Pitch: kaocha-cljs controller approach (WIP)

This document follows the structure outlined in Shape Up, chapter 6: write the Pitch.


Currently kaocha-cljs is backed by a ClojureScript repl-env. This has served us well, but in the past year we've discovered several shortcomings, which we want to address.

  • The repl-env implementations provide very little debugging information, when something goes wrong it's very hard to troubleshoot.

  • We are unable to service people who can't get a conformant repl-env implementation for their system. Shadow-cljs in particular does not implement the standard ClojureScript repl-env.

  • repl-env's are tied up with specific compilation strategies and settings, if you want to use specific compiler options this will likely break the repl.

  • You can't test optimized (whitespace/simple/advanced) builds

A separate issue but somewhat related is that we don't re-use repl-env's between runs, so in a REPL context when you start Kaocha ten times using a browser/repl-env, you get ten now browser tabs.


We are not using the actual Shape Up cycles, so we use this section differently. The appetite is about drawing the line, about enabling developers to decide when to cut or hammer scope. It is about finding the balance between time invested and returned value.

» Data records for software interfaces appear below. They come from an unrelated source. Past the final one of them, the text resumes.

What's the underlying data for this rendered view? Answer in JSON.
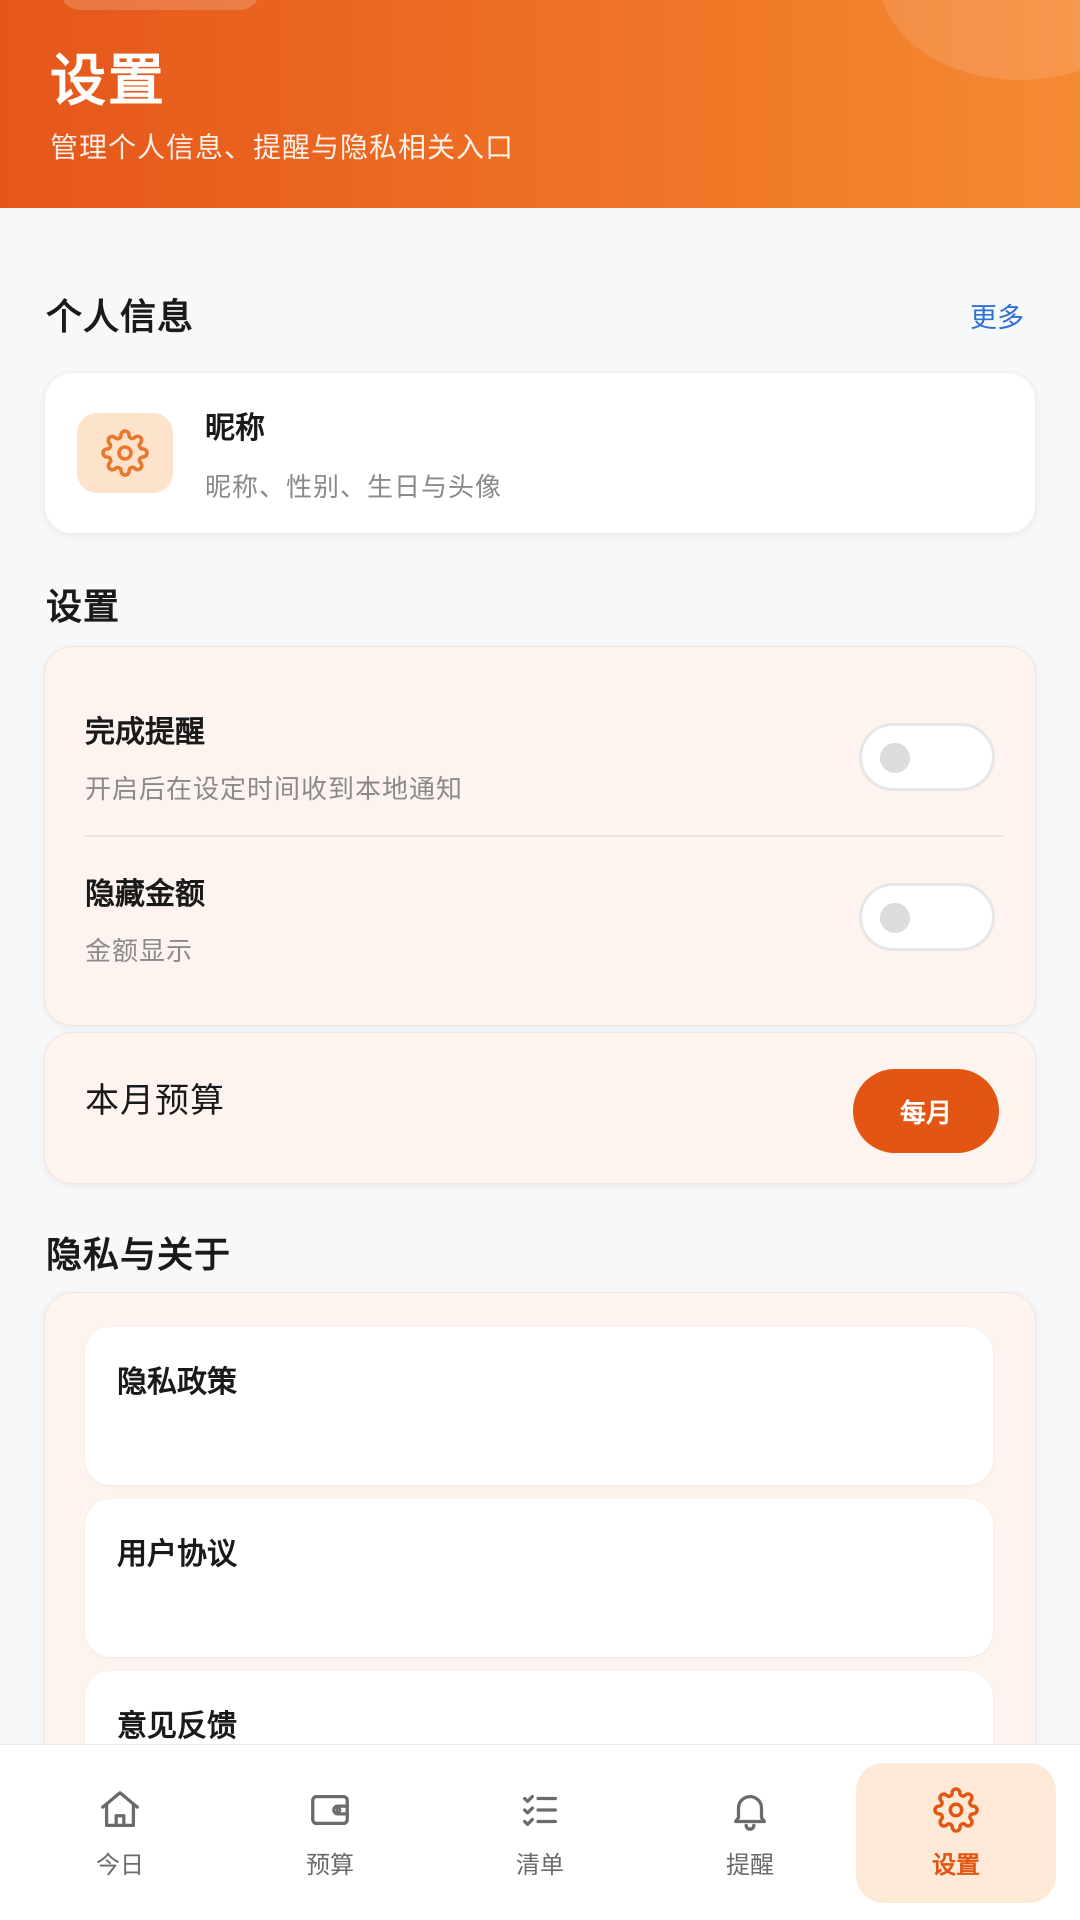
{
  "header": {
    "title": "设置",
    "subtitle": "管理个人信息、提醒与隐私相关入口"
  },
  "personal": {
    "section_title": "个人信息",
    "more_label": "更多",
    "profile": {
      "name": "昵称",
      "desc": "昵称、性别、生日与头像",
      "icon": "gear-icon"
    }
  },
  "settings": {
    "section_title": "设置",
    "rows": [
      {
        "title": "完成提醒",
        "desc": "开启后在设定时间收到本地通知",
        "enabled": false
      },
      {
        "title": "隐藏金额",
        "desc": "金额显示",
        "enabled": false
      }
    ],
    "budget": {
      "label": "本月预算",
      "button": "每月"
    }
  },
  "privacy": {
    "section_title": "隐私与关于",
    "items": [
      {
        "title": "隐私政策"
      },
      {
        "title": "用户协议"
      },
      {
        "title": "意见反馈"
      }
    ]
  },
  "nav": {
    "items": [
      {
        "label": "今日",
        "icon": "home-icon",
        "active": false
      },
      {
        "label": "预算",
        "icon": "wallet-icon",
        "active": false
      },
      {
        "label": "清单",
        "icon": "checklist-icon",
        "active": false
      },
      {
        "label": "提醒",
        "icon": "bell-icon",
        "active": false
      },
      {
        "label": "设置",
        "icon": "gear-icon",
        "active": true
      }
    ]
  },
  "colors": {
    "accent": "#e25512",
    "link": "#2f6fd9",
    "header_start": "#e5561a",
    "header_end": "#f58a35"
  }
}
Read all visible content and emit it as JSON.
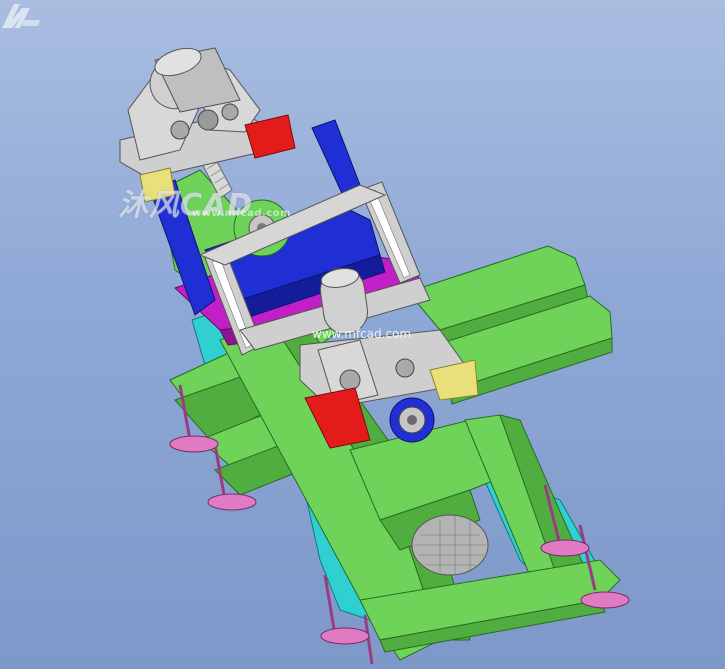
{
  "viewport": {
    "background_top": "#a9bde0",
    "background_bottom": "#7d98c9"
  },
  "model_colors": {
    "frame": "#6fd35a",
    "frame_dark": "#4fae3f",
    "base": "#2fd0cf",
    "clamp": "#1f2fd4",
    "slide": "#c21fc6",
    "bracket": "#cfcfcf",
    "block_red": "#e41b1b",
    "block_yellow": "#e9e07a",
    "foot": "#e07ac3",
    "roller": "#b3b3b3"
  },
  "watermark": {
    "brand": "沐风CAD",
    "site_top": "www.mfcad.com",
    "site_mid": "www.mfcad.com",
    "logo_icon": "mf-logo-icon"
  }
}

The traditional approach taken by ClojureScript testing tools like doo is to compile all tests to a single blob with a single entry points, which contains the tests as well as the test runner. At that point your only option is to run this blob and wait until it finished.

For kaocha-cljs we wanted to move away from this and towards a more dynamic system that integrates with the existing kaocha workflow and tooling. In this model Kaocha (running on the Clojure side) is in charge. It builds up a test plan based on the test configuration and user input, then loads and runs those tests dynamically. Plugins can hook into various parts of this process. We want to be able to re-use these plugins as well as the existing reporters (the component providing test output).

The solution has been to use a cljs (p)repl-env, like cljs.node/repl-env, or cljs.browser/repl-env. These allow us to invoke tests one by one by sending forms to the REPL. cljs.test events are collected and sent back to Kaocha via a websocket, and routed to the reporter.

The build up the test plan to know what to test we invoke the cljs analyzer to find the test vars that are present (we need var metadata for this).

This has allowed us to reuse things like the junit-xml plugin, the watch feature, metadata filtering, reporter implementation like dots/progress bar/documentation, and more. It also means we don't need to precompile anything, since we require the necessary namespaces on the fly, and we can decide to skip tests at the last moment, e.g. when using the --fail-fast feature, or when having custom filtering logic in a hook or plugin.

So this approach has bought us a lot, but we have become more aware of the shortcomings, as listed up above. These essentially stem from the fact that the repl-env abstractions complects compilation, and managing a connection with a JavaScript environment.


Load step

What Kaocha calls the load step is really about taking a test configuration (test type, test directories, and test-type specific settings), a current selection (based on test ids or metadata), and convert it to a test plan, a hierarchical structure of tests to execute. We do this by ananlyzing cljs var metadata.

Then we invoke the compilation, injecting a generated :main namespace. This namespace requires all the test namespaces (that are in the test plan and are not already marked as skipped), as well a mapping from test id to test function (so we can dynamically invoke them), and finally it requires the "test controller", a new component that coordinates with Kaocha (on the Clojure side, the "server" in a sense).

Finally we load this compiled blob into a JavaScript environment, and wait for it to connect back to us. Or if we already have an existing connection, we instruct it to load the new definitions.

The end result is that we have a JavaScript environment waiting over a websocket for instructions on what to do.

Run step

Kaocha now starts doing its thing by walking the graph of testables, and invoking their testable/-run implementations. For ClojureScript test vars this will mean sending a signal over the websocket to the controller, telling it to run a certain test, and then waiting for a signal back that the test has finished (or time out).

Meanwhile cljs.test events come back over the websocket and get routed to the reporter (test started, assertion failed, etc.), this part we already do today.

Stateful REPL use

Currently a new kaocha run will always start a new cljs environment (e.g. open a new browser tab, start a new node process). We want to be able to reuse an existing environment though (especially important in case of browser use). This has two implications

  • kaocha-cljs will no longer be stateful, we will need to cache connections for later use

  • we need to be able to load new test definitions into an existing runtime. Note that since we want to support arbitrary compilation modes this is different from what figwheel (and I believe shadow) do, as though hot-reload modes work on a per-namespace level and are not compatible with Google Closure optimizations. Instead we need to load the new compiled blob, and make sure it replaces what is there or does adequate name munging to prevent collisions.

Rabbit Holes

  • Details about the solution worth calling out to avoid problems

  • Areas of uncertainty that need to be evaluated first to make sure they are not unacceptable time sinks


Anything specifically excluded from the concept: functionality or use cases we intentionally aren’t covering to fit the appetite or make the problem tractable.

Resources / Links

Links to related Github issues, notebooks, documentation, etc.